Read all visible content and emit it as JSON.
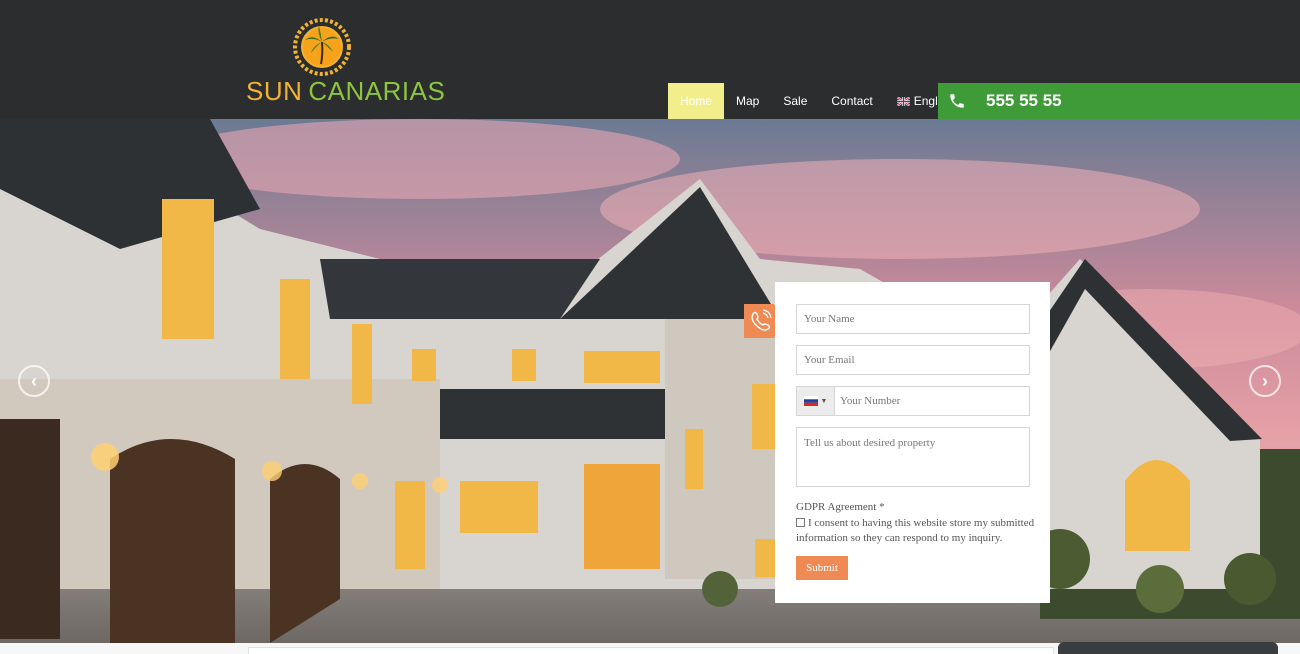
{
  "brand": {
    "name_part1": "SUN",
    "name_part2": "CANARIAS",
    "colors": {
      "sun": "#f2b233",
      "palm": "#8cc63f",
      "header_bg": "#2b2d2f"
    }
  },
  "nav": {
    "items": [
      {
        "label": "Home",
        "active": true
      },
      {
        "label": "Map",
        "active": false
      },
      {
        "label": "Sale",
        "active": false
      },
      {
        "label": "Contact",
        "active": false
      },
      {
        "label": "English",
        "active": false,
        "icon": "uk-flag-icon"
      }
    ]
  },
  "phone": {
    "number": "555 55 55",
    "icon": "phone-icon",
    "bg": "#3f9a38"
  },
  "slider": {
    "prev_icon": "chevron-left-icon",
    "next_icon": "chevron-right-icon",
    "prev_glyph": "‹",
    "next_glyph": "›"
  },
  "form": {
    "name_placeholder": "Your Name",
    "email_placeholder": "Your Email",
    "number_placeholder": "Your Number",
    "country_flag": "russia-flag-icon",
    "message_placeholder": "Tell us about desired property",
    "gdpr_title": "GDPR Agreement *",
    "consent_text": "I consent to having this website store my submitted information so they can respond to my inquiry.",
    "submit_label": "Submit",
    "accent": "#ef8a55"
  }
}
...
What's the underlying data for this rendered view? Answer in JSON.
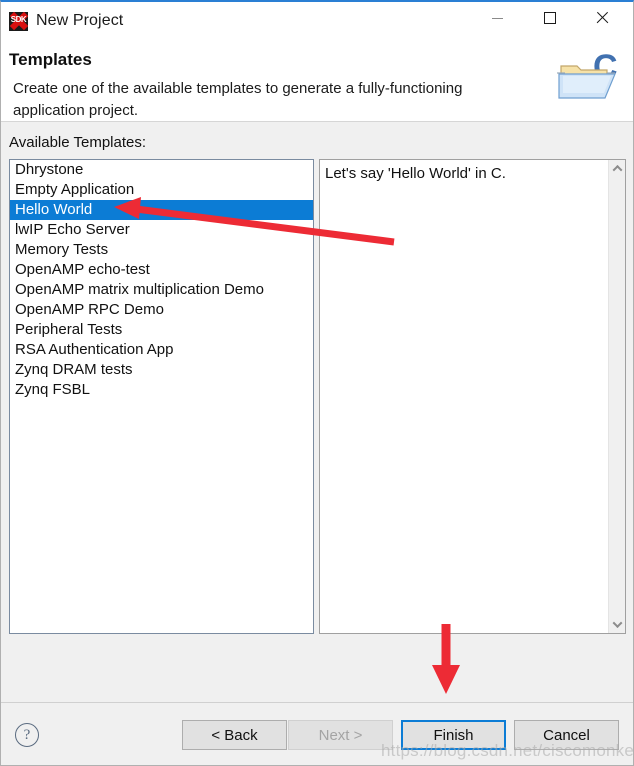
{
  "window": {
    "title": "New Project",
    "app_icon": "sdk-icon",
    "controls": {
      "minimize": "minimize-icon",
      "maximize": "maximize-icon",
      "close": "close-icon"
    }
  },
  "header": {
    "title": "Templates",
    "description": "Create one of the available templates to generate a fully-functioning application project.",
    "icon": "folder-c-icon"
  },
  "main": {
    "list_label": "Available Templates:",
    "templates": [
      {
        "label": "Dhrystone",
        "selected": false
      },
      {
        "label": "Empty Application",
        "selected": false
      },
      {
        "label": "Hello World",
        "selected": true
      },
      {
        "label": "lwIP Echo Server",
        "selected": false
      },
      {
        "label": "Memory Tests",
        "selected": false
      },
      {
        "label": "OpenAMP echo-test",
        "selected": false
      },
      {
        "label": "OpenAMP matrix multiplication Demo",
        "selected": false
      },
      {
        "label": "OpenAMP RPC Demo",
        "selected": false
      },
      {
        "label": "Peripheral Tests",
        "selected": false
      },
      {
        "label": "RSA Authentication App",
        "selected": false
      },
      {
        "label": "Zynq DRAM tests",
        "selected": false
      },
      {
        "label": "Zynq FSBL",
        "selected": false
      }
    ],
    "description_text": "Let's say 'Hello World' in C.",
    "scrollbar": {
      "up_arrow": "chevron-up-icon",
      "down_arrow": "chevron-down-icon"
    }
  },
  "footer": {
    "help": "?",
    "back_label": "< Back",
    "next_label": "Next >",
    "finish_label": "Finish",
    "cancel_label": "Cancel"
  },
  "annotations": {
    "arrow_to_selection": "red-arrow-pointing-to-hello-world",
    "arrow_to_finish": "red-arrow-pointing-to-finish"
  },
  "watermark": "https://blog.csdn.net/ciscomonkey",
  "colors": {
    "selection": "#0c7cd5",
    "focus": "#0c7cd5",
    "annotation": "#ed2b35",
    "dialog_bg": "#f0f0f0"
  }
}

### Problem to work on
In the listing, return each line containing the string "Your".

### Exercise answer
    "name_placeholder": "Your Name",
    "email_placeholder": "Your Email",
    "number_placeholder": "Your Number",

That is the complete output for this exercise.